* **Data extract**:

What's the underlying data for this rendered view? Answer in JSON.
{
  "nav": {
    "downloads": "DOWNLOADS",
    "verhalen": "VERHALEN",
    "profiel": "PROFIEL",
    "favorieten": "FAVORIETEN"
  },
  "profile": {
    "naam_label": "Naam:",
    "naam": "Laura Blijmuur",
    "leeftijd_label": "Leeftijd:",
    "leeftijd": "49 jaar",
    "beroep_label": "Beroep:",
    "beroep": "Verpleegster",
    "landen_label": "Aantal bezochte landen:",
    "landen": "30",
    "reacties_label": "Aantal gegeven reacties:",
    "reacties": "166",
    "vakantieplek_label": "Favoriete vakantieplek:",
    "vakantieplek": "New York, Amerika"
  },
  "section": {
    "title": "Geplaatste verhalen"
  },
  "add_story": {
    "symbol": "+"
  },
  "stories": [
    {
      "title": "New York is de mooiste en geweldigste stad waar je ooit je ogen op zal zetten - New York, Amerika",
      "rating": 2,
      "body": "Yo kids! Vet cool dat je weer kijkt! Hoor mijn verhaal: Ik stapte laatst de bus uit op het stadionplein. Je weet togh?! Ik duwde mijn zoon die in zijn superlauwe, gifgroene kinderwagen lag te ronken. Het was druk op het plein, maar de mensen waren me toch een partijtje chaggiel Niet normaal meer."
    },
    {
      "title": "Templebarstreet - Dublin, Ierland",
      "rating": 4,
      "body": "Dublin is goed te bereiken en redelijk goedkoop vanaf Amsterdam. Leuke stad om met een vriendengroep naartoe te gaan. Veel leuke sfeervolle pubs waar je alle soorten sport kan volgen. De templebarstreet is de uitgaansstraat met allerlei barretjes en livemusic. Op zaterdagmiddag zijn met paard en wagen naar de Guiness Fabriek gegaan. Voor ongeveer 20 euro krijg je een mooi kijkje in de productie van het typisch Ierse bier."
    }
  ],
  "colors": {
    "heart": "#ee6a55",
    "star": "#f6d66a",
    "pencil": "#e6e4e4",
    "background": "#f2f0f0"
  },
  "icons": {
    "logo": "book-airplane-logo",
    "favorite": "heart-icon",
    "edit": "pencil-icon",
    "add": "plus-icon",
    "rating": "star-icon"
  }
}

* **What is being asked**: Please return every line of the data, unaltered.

* **Written reply**:
What's the underlying data for this rendered view? Answer in JSON.
{
  "nav": {
    "downloads": "DOWNLOADS",
    "verhalen": "VERHALEN",
    "profiel": "PROFIEL",
    "favorieten": "FAVORIETEN"
  },
  "profile": {
    "naam_label": "Naam:",
    "naam": "Laura Blijmuur",
    "leeftijd_label": "Leeftijd:",
    "leeftijd": "49 jaar",
    "beroep_label": "Beroep:",
    "beroep": "Verpleegster",
    "landen_label": "Aantal bezochte landen:",
    "landen": "30",
    "reacties_label": "Aantal gegeven reacties:",
    "reacties": "166",
    "vakantieplek_label": "Favoriete vakantieplek:",
    "vakantieplek": "New York, Amerika"
  },
  "section": {
    "title": "Geplaatste verhalen"
  },
  "add_story": {
    "symbol": "+"
  },
  "stories": [
    {
      "title": "New York is de mooiste en geweldigste stad waar je ooit je ogen op zal zetten - New York, Amerika",
      "rating": 2,
      "body": "Yo kids! Vet cool dat je weer kijkt! Hoor mijn verhaal: Ik stapte laatst de bus uit op het stadionplein. Je weet togh?! Ik duwde mijn zoon die in zijn superlauwe, gifgroene kinderwagen lag te ronken. Het was druk op het plein, maar de mensen waren me toch een partijtje chaggiel Niet normaal meer."
    },
    {
      "title": "Templebarstreet - Dublin, Ierland",
      "rating": 4,
      "body": "Dublin is goed te bereiken en redelijk goedkoop vanaf Amsterdam. Leuke stad om met een vriendengroep naartoe te gaan. Veel leuke sfeervolle pubs waar je alle soorten sport kan volgen. De templebarstreet is de uitgaansstraat met allerlei barretjes en livemusic. Op zaterdagmiddag zijn met paard en wagen naar de Guiness Fabriek gegaan. Voor ongeveer 20 euro krijg je een mooi kijkje in de productie van het typisch Ierse bier."
    }
  ],
  "colors": {
    "heart": "#ee6a55",
    "star": "#f6d66a",
    "pencil": "#e6e4e4",
    "background": "#f2f0f0"
  },
  "icons": {
    "logo": "book-airplane-logo",
    "favorite": "heart-icon",
    "edit": "pencil-icon",
    "add": "plus-icon",
    "rating": "star-icon"
  }
}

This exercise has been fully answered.